If you look hard in this picture, you’ll see a little masked face gazing down.
While we were waiting to eat dinner in a coastal restaurant, we noticed a group of people looking up. We joined them to see what was going on. This fellow and his brother were tussling with each other high in the tree, and then they’d occasionally stop and eyeball their audience. We oohed, ahhed, snapped pictures, and commented on how cute they were. It was nice of the restaurant to provide such a great floorshow while we waited.
Then I came home to my pitiful little container garden in the back yard and found tomatoes scattered on the ground like billiard balls. All with bites out of them. It appeared that one of our little entertainer’s distant cousins had a hey day while we were gone.
Raccoons didn’t seem so cute anymore.
The rabbits that have eaten all my squash and zucchini aren’t looking so charming either.
That’s after several weeks of fighting powdery mildew out there, too.
Made me think of a verse slightly paraphrased.
“Don’t’ hoard squash and tomatoes down here where it gets eaten by rabbits, hit by powdery mildew or―worse―stolen by raccoons.”
If my identity were wrapped up in farmer, I’d be in big trouble.
But the truth is that sometimes I let my identity get wrapped up in other ways, like writer.
If things don’t go well in that arena, with the literary version of raccoons, rabbits, and mildew, I can start to slide south and get down in the dumps.

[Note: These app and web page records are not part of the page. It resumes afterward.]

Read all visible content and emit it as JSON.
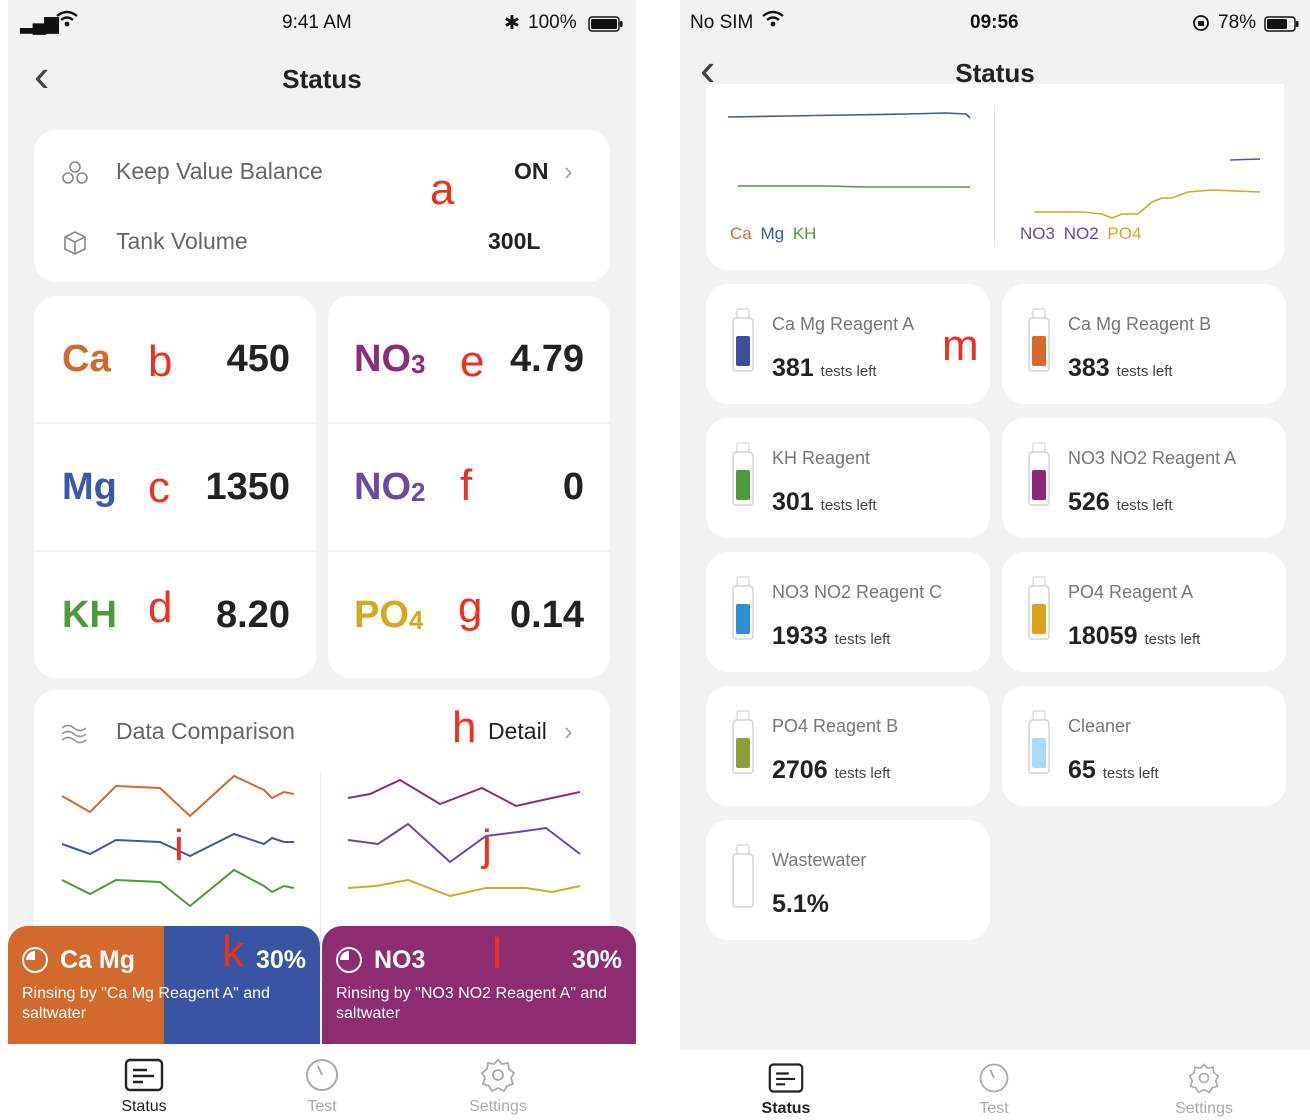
{
  "left": {
    "status_bar": {
      "signal": "▂▄▆",
      "time": "9:41 AM",
      "battery": "100%",
      "bluetooth": "✱"
    },
    "nav": {
      "title": "Status",
      "back": "‹"
    },
    "settings_card": {
      "keep_value_label": "Keep Value Balance",
      "keep_value_state": "ON",
      "tank_volume_label": "Tank Volume",
      "tank_volume_value": "300L"
    },
    "params_left": [
      {
        "name": "Ca",
        "sub": "",
        "value": "450",
        "color": "#d2692d"
      },
      {
        "name": "Mg",
        "sub": "",
        "value": "1350",
        "color": "#3c58a8"
      },
      {
        "name": "KH",
        "sub": "",
        "value": "8.20",
        "color": "#4d9a3a"
      }
    ],
    "params_right": [
      {
        "name": "NO",
        "sub": "3",
        "value": "4.79",
        "color": "#8d2c78"
      },
      {
        "name": "NO",
        "sub": "2",
        "value": "0",
        "color": "#6a4aa0"
      },
      {
        "name": "PO",
        "sub": "4",
        "value": "0.14",
        "color": "#d6a81e"
      }
    ],
    "comparison": {
      "title": "Data Comparison",
      "detail": "Detail"
    },
    "banners": [
      {
        "title": "Ca Mg",
        "percent": "30%",
        "desc": "Rinsing by \"Ca Mg Reagent A\" and saltwater"
      },
      {
        "title": "NO3",
        "percent": "30%",
        "desc": "Rinsing by \"NO3 NO2 Reagent A\" and saltwater"
      }
    ],
    "tabs": {
      "status": "Status",
      "test": "Test",
      "settings": "Settings"
    },
    "annotations": {
      "a": "a",
      "b": "b",
      "c": "c",
      "d": "d",
      "e": "e",
      "f": "f",
      "g": "g",
      "h": "h",
      "i": "i",
      "j": "j",
      "k": "k",
      "l": "l"
    }
  },
  "right": {
    "status_bar": {
      "carrier": "No SIM",
      "time": "09:56",
      "battery": "78%"
    },
    "nav": {
      "title": "Status",
      "back": "‹"
    },
    "legend_left": [
      "Ca",
      "Mg",
      "KH"
    ],
    "legend_right": [
      "NO3",
      "NO2",
      "PO4"
    ],
    "reagents": [
      {
        "name": "Ca Mg Reagent A",
        "count": "381",
        "unit": "tests left",
        "color": "#3b4f9c"
      },
      {
        "name": "Ca Mg Reagent B",
        "count": "383",
        "unit": "tests left",
        "color": "#d66a2c"
      },
      {
        "name": "KH Reagent",
        "count": "301",
        "unit": "tests left",
        "color": "#4c9a3b"
      },
      {
        "name": "NO3 NO2 Reagent A",
        "count": "526",
        "unit": "tests left",
        "color": "#8c2877"
      },
      {
        "name": "NO3 NO2 Reagent C",
        "count": "1933",
        "unit": "tests left",
        "color": "#2f8fd3"
      },
      {
        "name": "PO4 Reagent A",
        "count": "18059",
        "unit": "tests left",
        "color": "#d9a41c"
      },
      {
        "name": "PO4 Reagent B",
        "count": "2706",
        "unit": "tests left",
        "color": "#8a9e3a"
      },
      {
        "name": "Cleaner",
        "count": "65",
        "unit": "tests left",
        "color": "#a8dcf5"
      },
      {
        "name": "Wastewater",
        "count": "5.1%",
        "unit": "",
        "color": "#ffffff"
      }
    ],
    "tabs": {
      "status": "Status",
      "test": "Test",
      "settings": "Settings"
    },
    "annotation_m": "m"
  }
}
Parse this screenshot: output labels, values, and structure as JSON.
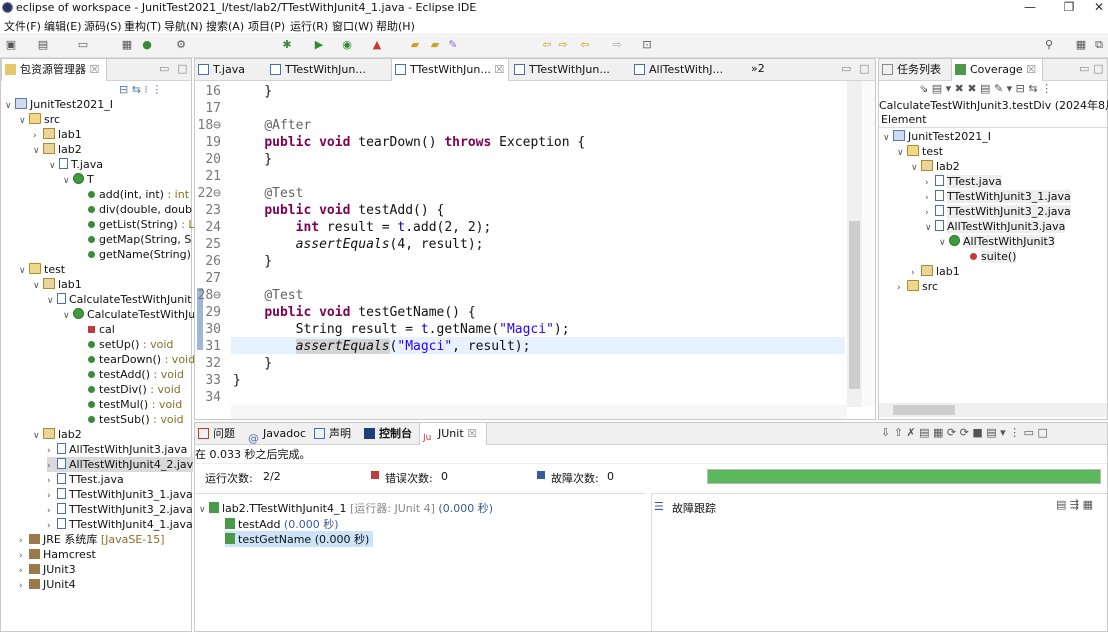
{
  "window": {
    "title": "eclipse of workspace - JunitTest2021_I/test/lab2/TTestWithJunit4_1.java - Eclipse IDE"
  },
  "menu": [
    "文件(F)",
    "编辑(E)",
    "源码(S)",
    "重构(T)",
    "导航(N)",
    "搜索(A)",
    "项目(P)",
    "运行(R)",
    "窗口(W)",
    "帮助(H)"
  ],
  "package_explorer": {
    "tab_label": "包资源管理器",
    "tree": [
      {
        "label": "JunitTest2021_I"
      },
      {
        "label": "src"
      },
      {
        "label": "lab1"
      },
      {
        "label": "lab2"
      },
      {
        "label": "T.java"
      },
      {
        "label": "T"
      },
      {
        "label": "add(int, int)",
        "suffix": " : int"
      },
      {
        "label": "div(double, doub"
      },
      {
        "label": "getList(String)",
        "suffix": " : L"
      },
      {
        "label": "getMap(String, S"
      },
      {
        "label": "getName(String)"
      },
      {
        "label": "test"
      },
      {
        "label": "lab1"
      },
      {
        "label": "CalculateTestWithJunit"
      },
      {
        "label": "CalculateTestWithJu"
      },
      {
        "label": "cal"
      },
      {
        "label": "setUp()",
        "suffix": " : void"
      },
      {
        "label": "tearDown()",
        "suffix": " : void"
      },
      {
        "label": "testAdd()",
        "suffix": " : void"
      },
      {
        "label": "testDiv()",
        "suffix": " : void"
      },
      {
        "label": "testMul()",
        "suffix": " : void"
      },
      {
        "label": "testSub()",
        "suffix": " : void"
      },
      {
        "label": "lab2"
      },
      {
        "label": "AllTestWithJunit3.java"
      },
      {
        "label": "AllTestWithJunit4_2.jav"
      },
      {
        "label": "TTest.java"
      },
      {
        "label": "TTestWithJunit3_1.java"
      },
      {
        "label": "TTestWithJunit3_2.java"
      },
      {
        "label": "TTestWithJunit4_1.java"
      },
      {
        "label": "JRE 系统库",
        "suffix": " [JavaSE-15]"
      },
      {
        "label": "Hamcrest"
      },
      {
        "label": "JUnit3"
      },
      {
        "label": "JUnit4"
      }
    ]
  },
  "editor": {
    "tabs": [
      "T.java",
      "TTestWithJun...",
      "TTestWithJun...",
      "TTestWithJun...",
      "AllTestWithJ..."
    ],
    "overflow": "»2",
    "lines": [
      {
        "n": "16",
        "text": "    }"
      },
      {
        "n": "17",
        "text": ""
      },
      {
        "n": "18⊖",
        "text": "    @After"
      },
      {
        "n": "19",
        "text": "    public void tearDown() throws Exception {"
      },
      {
        "n": "20",
        "text": "    }"
      },
      {
        "n": "21",
        "text": ""
      },
      {
        "n": "22⊖",
        "text": "    @Test"
      },
      {
        "n": "23",
        "text": "    public void testAdd() {"
      },
      {
        "n": "24",
        "text": "        int result = t.add(2, 2);"
      },
      {
        "n": "25",
        "text": "        assertEquals(4, result);"
      },
      {
        "n": "26",
        "text": "    }"
      },
      {
        "n": "27",
        "text": ""
      },
      {
        "n": "28⊖",
        "text": "    @Test"
      },
      {
        "n": "29",
        "text": "    public void testGetName() {"
      },
      {
        "n": "30",
        "text": "        String result = t.getName(\"Magci\");"
      },
      {
        "n": "31",
        "text": "        assertEquals(\"Magci\", result);"
      },
      {
        "n": "32",
        "text": "    }"
      },
      {
        "n": "33",
        "text": "}"
      },
      {
        "n": "34",
        "text": ""
      }
    ]
  },
  "coverage": {
    "tabs": [
      "任务列表",
      "Coverage"
    ],
    "session": "CalculateTestWithJunit3.testDiv (2024年8月2",
    "column": "Element",
    "tree": [
      "JunitTest2021_I",
      "test",
      "lab2",
      "TTest.java",
      "TTestWithJunit3_1.java",
      "TTestWithJunit3_2.java",
      "AllTestWithJunit3.java",
      "AllTestWithJunit3",
      "suite()",
      "lab1",
      "src"
    ]
  },
  "bottom": {
    "tabs": [
      "问题",
      "Javadoc",
      "声明",
      "控制台",
      "JUnit"
    ],
    "finished": "在 0.033 秒之后完成。",
    "runs_label": "运行次数:",
    "runs_value": "2/2",
    "errors_label": "错误次数:",
    "errors_value": "0",
    "failures_label": "故障次数:",
    "failures_value": "0",
    "progress": 1.0,
    "progress_color": "#5cb85c",
    "root": {
      "label": "lab2.TTestWithJunit4_1",
      "runner": "[运行器: JUnit 4]",
      "time": "(0.000 秒)"
    },
    "tests": [
      {
        "label": "testAdd",
        "time": "(0.000 秒)"
      },
      {
        "label": "testGetName",
        "time": "(0.000 秒)"
      }
    ],
    "trace_label": "故障跟踪"
  }
}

Because one thing never changes in any writer’s life, and that’s the fact you’re going to get rejections. Or worse, just never hear from projects sent out. And what about that new algorithm Facebook is using, how’s it going to affect my blog traffic when I post on Facebook?
Now, to the unparaphrased version of Matthew 6:19-21 in The Message:
“Don’t hoard treasure down here where it gets eaten by moths and corroded by rust or—worse—stolen by burglars. Stockpile treasure in heaven, where it’s safe from moth and rust and burglars. It’s obvious, isn’t it? The place where your treasure is, is the place you will most want to be, and end up being.”
It requires a certain vigilance to keep us from drifting into the arena where we let our worth be determined by our successes or the lack thereof. Raccoons, rabbits, and mildew are always standing by to assault us, and we need to keep our eyes on our true worth, that of being a child of God.
This child of God is about to turn in her gardening gloves and let the critters have it. Summer is about over anyway, and I can hope for next year.
Hello farmer’s market.